What about a Friday Wedding?
If you’re planning a Friday wedding, the ceremony and reception should begin in the early evening hours (e.g., 6:30 p.m. ceremony, with a 7:00 or 7:30 p.m. reception) so that your guests have time to leave work, change clothes, and drive to the ceremony site.
Sunday weddings are an option too
If you’re planning a Sunday wedding, the ceremony and reception should begin a little earlier in the day (e.g., 3:30 p.m. ceremony, with a 4:00 or 4:30 p.m. reception) so that your guests can enjoy the entire reception and still get home at a reasonable hour to get up and go to work the next day.
Step 4: What time should we serve dinner
Hors d’oeuvres are key. Guests’ stomachs will be growling by the time they get to the reception, and no one wants to see dear Aunt Sally down two glasses of chardonnay on an empty stomach. So the more hors d’oeuvres you serve, the longer you can delay dinner.
BONUS POINTS: La Navona’s wedding packages automatically include your choice of any two hors d’oeuvres, with one of your selections butler-passed if possible at no additional charge.
Dinner should be served shortly after your arrival at the reception venue.
If your reception starts at 7:00 p.m., plan for cocktail “hour” to last until 7:45 or 8:00 or so, with your grand entrance a few minutes after 8:00. Dinner service would start by approximately 8:15.
Most caterers and reception venues typically need approximately 45 minutes to an hour to complete a dinner service, depending on the number of guests, the number of courses, and the type of service (i.e., buffet vs. family-style vs. individually plated).
Step 5: What do we do with the rest of the time?
How long do wedding receptions last?
Most receptions last 5 hours. Assuming cocktail hour is an hour, and dinner takes about an hour… That leaves 3 whole hours to fill (and, really, your first dance will only take about 5 minutes).
What’s next? Dance party.
Here’s where your DJ can help you to flesh out the rest of the timeline — with traditional wedding events (e.g., cake-cutting, father-daughter dance, bouquet toss, etc.), or a few fun and unique activities (like a quick round of the Newlywed Game or “the anniversary dance”), or a mix of both. Photo booths are fun too.
A great DJ will know how to get the party started — and keep the party going! — by reading the crowd and choosing tunes that encourage even the most rigid of wallflowers to get up and dance.
BONUS POINTS: La Navona’s wedding packages automatically include your DJ. We work exclusively with the incredibly talented and experienced folks at D&M DJ Entertainment.
Step 6: When should we end the reception?
Since, unfortunately, “NEVER!!!” isn’t a realistic option, we would suggest an end time of 11:00 p.m. or midnight. Again, this is all based around the start time of the reception. Most receptions are 5 hours, which means a 7:00 p.m. start time equals a 12:00 a.m. end time.
You’ll want to confirm this information with your venue
Some spaces might have to operate within a city’s noise ordinances, meaning the music stops at 11:00 p.m., period, end of story. Other spaces might have a liquor license that only allows the booze to flow until midnight. And each venue is different, so make sure to ask these kinds of questions during your site tour.
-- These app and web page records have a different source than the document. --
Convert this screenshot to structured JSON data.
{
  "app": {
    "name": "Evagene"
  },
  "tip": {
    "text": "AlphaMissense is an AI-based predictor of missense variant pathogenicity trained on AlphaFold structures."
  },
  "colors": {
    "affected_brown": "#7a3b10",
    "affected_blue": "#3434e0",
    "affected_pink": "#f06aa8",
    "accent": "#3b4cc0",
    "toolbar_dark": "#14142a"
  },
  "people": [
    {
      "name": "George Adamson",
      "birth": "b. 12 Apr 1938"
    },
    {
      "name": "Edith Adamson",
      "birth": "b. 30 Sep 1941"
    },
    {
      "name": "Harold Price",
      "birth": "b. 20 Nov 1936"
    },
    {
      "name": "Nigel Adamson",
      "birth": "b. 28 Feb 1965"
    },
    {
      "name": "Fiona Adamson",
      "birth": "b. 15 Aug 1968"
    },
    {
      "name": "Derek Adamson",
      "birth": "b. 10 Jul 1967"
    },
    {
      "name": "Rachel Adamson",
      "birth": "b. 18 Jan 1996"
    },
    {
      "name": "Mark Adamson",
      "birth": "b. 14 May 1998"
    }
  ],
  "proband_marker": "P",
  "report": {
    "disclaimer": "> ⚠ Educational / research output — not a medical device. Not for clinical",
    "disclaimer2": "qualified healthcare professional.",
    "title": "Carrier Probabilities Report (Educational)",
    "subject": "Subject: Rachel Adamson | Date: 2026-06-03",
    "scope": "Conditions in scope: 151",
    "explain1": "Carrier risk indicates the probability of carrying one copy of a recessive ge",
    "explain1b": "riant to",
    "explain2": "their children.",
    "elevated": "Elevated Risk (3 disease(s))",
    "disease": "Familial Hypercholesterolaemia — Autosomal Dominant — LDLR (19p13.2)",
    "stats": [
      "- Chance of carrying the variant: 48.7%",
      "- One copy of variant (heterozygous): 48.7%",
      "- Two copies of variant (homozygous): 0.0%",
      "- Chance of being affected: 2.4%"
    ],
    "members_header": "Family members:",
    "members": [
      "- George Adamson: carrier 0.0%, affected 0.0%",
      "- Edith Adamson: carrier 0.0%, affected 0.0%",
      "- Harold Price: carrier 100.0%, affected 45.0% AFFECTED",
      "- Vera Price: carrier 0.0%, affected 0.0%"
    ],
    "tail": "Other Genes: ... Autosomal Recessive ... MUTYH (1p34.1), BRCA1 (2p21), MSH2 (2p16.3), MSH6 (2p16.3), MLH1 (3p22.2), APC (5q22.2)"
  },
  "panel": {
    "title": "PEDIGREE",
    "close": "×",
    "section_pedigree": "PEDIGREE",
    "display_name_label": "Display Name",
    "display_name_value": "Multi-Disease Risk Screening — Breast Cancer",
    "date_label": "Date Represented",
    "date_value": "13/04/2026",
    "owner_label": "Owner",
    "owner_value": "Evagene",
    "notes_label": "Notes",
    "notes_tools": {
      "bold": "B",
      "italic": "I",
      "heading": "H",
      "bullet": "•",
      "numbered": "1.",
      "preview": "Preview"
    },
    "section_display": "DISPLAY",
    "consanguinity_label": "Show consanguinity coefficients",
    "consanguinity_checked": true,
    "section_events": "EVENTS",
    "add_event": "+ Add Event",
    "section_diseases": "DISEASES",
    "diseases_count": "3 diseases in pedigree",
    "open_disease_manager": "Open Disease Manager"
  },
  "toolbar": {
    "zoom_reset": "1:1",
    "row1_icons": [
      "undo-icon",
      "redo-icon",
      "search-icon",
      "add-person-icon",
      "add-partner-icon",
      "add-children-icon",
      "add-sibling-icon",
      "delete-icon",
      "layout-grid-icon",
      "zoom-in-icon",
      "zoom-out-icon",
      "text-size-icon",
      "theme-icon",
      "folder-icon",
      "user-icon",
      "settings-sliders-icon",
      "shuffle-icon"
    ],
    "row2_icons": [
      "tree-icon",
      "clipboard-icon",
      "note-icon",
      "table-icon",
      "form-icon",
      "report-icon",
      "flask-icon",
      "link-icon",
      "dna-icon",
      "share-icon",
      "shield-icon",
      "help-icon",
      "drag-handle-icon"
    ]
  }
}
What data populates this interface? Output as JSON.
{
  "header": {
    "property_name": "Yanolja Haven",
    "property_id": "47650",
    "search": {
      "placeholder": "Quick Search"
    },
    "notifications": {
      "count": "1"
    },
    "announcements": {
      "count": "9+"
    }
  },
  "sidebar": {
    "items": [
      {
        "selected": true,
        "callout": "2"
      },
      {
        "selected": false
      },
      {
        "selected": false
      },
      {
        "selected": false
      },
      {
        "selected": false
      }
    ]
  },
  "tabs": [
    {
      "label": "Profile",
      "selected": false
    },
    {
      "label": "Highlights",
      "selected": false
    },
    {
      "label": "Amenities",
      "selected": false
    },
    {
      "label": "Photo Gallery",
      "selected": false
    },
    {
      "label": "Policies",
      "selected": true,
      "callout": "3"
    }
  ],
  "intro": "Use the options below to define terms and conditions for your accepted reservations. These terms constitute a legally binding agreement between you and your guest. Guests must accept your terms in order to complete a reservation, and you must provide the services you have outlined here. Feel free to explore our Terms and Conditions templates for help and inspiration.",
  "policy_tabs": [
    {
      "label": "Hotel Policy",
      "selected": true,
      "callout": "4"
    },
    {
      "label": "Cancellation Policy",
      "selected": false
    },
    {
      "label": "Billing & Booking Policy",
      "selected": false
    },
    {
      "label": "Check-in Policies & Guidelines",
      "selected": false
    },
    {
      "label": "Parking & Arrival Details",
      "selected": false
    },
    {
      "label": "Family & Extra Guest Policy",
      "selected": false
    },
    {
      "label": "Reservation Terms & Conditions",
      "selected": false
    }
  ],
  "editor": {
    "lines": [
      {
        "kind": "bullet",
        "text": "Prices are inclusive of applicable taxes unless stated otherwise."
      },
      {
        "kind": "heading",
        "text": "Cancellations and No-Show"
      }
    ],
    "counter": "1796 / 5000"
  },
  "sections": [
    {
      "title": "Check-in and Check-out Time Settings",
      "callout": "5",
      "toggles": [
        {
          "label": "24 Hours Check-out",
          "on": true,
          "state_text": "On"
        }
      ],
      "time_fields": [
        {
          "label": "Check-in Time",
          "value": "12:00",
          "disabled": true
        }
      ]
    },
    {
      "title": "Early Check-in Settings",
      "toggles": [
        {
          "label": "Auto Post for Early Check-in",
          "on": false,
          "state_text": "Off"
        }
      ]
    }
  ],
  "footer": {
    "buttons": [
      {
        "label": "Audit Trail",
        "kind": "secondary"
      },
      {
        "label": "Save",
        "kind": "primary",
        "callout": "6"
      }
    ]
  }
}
If you need any additional help planning your wedding-day timeline, please contact La Navona for assistance. Our dedicated wedding coordinators are happy to share their advice and expertise with you. We truly believe planning a wedding should be fun — and as stress-free as possible!